in “self.up” I add the following columns, among others:
t.column :display_name, :string, :limit => 26, :null =>
false, :unique => true
t.column :email, :string, :unique => true
I’m not sure where I came up with the idea that :unique => true could
be used as a column constraint; but this is what I did. My DB is
MySQL 5.0.x and I receive no errors when I rails runs the migration to
create the table.
I thought I had a table structure and behavior from ActiveRecord that
would ensure a record could not be inserted with duplicate email
address. I was wrong. My error was uncovered under Rails 1.2.3 and I
see the same behavior on Rails 2.0.2.
A friend tells me that in order to create a unique column constraint I
need to add an index as such:
add_index :users, :email, :unique => true
Wouldn’t this just give me an index of unique email address? It
wouldn’t actually cause MySQL to throw an error on an insert with a
duplicate email address, would it?
Keep in mind, this is what I’m look for: I want an error to be
returned by MySQL if a user record is inserted which contains a
duplicate email address.
Another friend tells me that part of the problem is MySQL. That MySQL
won’t manage such a constraint for me and I should look to PostgreSQL
for such behavior.
This is ok. I don’t mind switching DBs if I get the behavior I’m
So this leaves me with the following questions:
1 - Is “unique => true” a valid constraint for a column definition
assuming the DB supports it? If not, why do I not receive an error
during the migration? If so, shouldn’t it throw an error for such DB
targets that don’t support it? btw, I have tried this against
Postgresql 8.3 and I don’t see any such constraint created in my users
table. It appears rails is silently ignoring the error.
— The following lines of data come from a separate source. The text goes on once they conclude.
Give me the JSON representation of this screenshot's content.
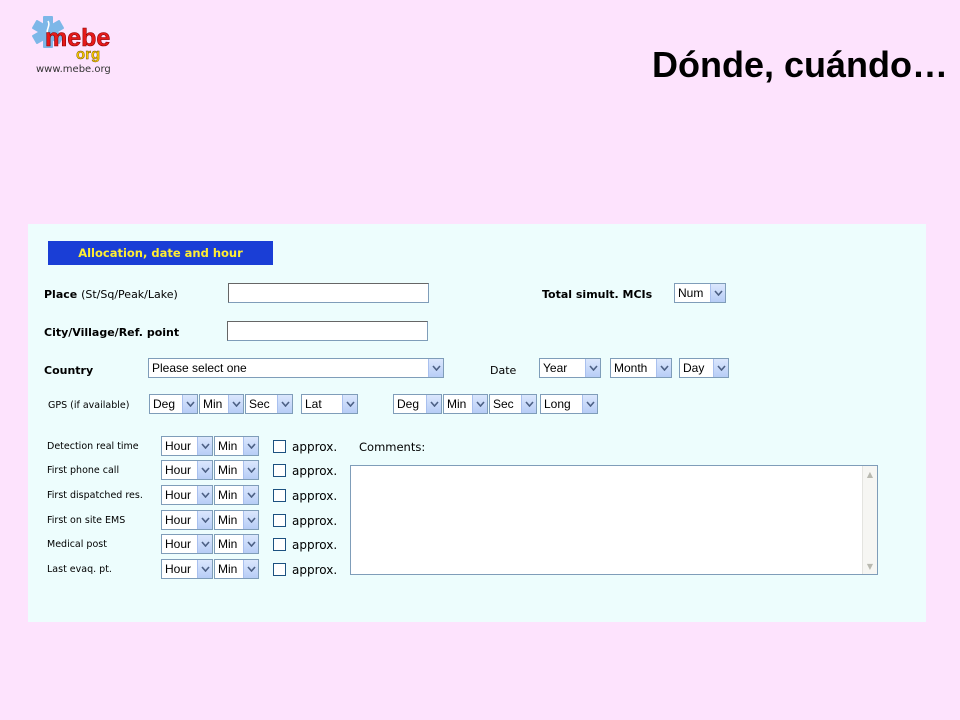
{
  "logo": {
    "text_main": "mebe",
    "text_sub": "org",
    "url": "www.mebe.org"
  },
  "slide": {
    "title": "Dónde, cuándo…"
  },
  "form": {
    "header": "Allocation, date and hour",
    "place_label_bold": "Place",
    "place_label_light": "(St/Sq/Peak/Lake)",
    "city_label": "City/Village/Ref. point",
    "country_label": "Country",
    "country_select": "Please select one",
    "total_label": "Total simult. MCIs",
    "total_select": "Num",
    "date_label": "Date",
    "date_selects": [
      "Year",
      "Month",
      "Day"
    ],
    "gps_label": "GPS (if available)",
    "gps_lat_selects": [
      "Deg",
      "Min",
      "Sec",
      "Lat"
    ],
    "gps_long_selects": [
      "Deg",
      "Min",
      "Sec",
      "Long"
    ],
    "comments_label": "Comments:",
    "time_rows": [
      {
        "label": "Detection real time",
        "hour": "Hour",
        "min": "Min",
        "approx": "approx."
      },
      {
        "label": "First phone call",
        "hour": "Hour",
        "min": "Min",
        "approx": "approx."
      },
      {
        "label": "First dispatched res.",
        "hour": "Hour",
        "min": "Min",
        "approx": "approx."
      },
      {
        "label": "First on site EMS",
        "hour": "Hour",
        "min": "Min",
        "approx": "approx."
      },
      {
        "label": "Medical post",
        "hour": "Hour",
        "min": "Min",
        "approx": "approx."
      },
      {
        "label": "Last evaq. pt.",
        "hour": "Hour",
        "min": "Min",
        "approx": "approx."
      }
    ]
  },
  "colors": {
    "slide_background": "#fde3fd",
    "panel_background": "#edfdfd",
    "header_background": "#1a3ed6",
    "header_text": "#ffee33"
  }
}
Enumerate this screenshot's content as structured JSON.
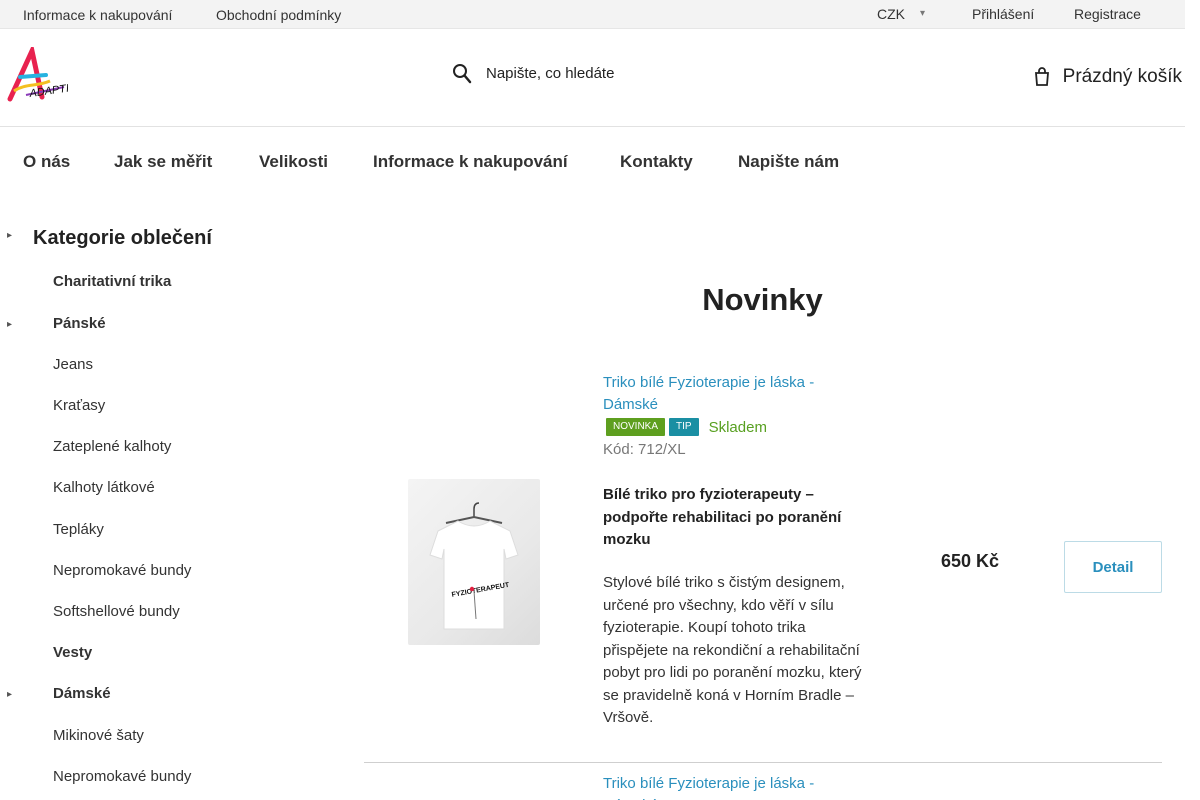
{
  "topbar": {
    "links": [
      "Informace k nakupování",
      "Obchodní podmínky"
    ],
    "currency": "CZK",
    "login": "Přihlášení",
    "register": "Registrace"
  },
  "header": {
    "logo_text": "ADAPTIA",
    "search_placeholder": "Napište, co hledáte",
    "cart_label": "Prázdný košík"
  },
  "nav": [
    "O nás",
    "Jak se měřit",
    "Velikosti",
    "Informace k nakupování",
    "Kontakty",
    "Napište nám"
  ],
  "sidebar": {
    "title": "Kategorie oblečení",
    "items": [
      {
        "label": "Charitativní trika",
        "bold": true
      },
      {
        "label": "Pánské",
        "bold": true,
        "expandable": true
      },
      {
        "label": "Jeans",
        "bold": false
      },
      {
        "label": "Kraťasy",
        "bold": false
      },
      {
        "label": "Zateplené kalhoty",
        "bold": false
      },
      {
        "label": "Kalhoty látkové",
        "bold": false
      },
      {
        "label": "Tepláky",
        "bold": false
      },
      {
        "label": "Nepromokavé bundy",
        "bold": false
      },
      {
        "label": "Softshellové bundy",
        "bold": false
      },
      {
        "label": "Vesty",
        "bold": true
      },
      {
        "label": "Dámské",
        "bold": true,
        "expandable": true
      },
      {
        "label": "Mikinové šaty",
        "bold": false
      },
      {
        "label": "Nepromokavé bundy",
        "bold": false
      }
    ]
  },
  "main": {
    "title": "Novinky",
    "products": [
      {
        "name": "Triko bílé Fyzioterapie je láska - Dámské",
        "badges": [
          "NOVINKA",
          "TIP"
        ],
        "stock": "Skladem",
        "code": "Kód: 712/XL",
        "headline": "Bílé triko pro fyzioterapeuty – podpořte rehabilitaci po poranění mozku",
        "description": "Stylové bílé triko s čistým designem, určené pro všechny, kdo věří v sílu fyzioterapie. Koupí tohoto trika přispějete na rekondiční a rehabilitační pobyt pro lidi po poranění mozku, který se pravidelně koná v Horním Bradle – Vršově.",
        "image_text": "FYZIOTERAPEUT",
        "price": "650 Kč",
        "button": "Detail"
      },
      {
        "name": "Triko bílé Fyzioterapie je láska - Dámské"
      }
    ]
  },
  "colors": {
    "link": "#2a8fbd",
    "badge_new": "#5e9f1f",
    "badge_tip": "#1a8fa3",
    "stock": "#58a021"
  }
}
2 - Is the method described above of adding an index the “rails way”
to solve this problem? If so, can someone point me to a tutorial or
docs on this way of thinking.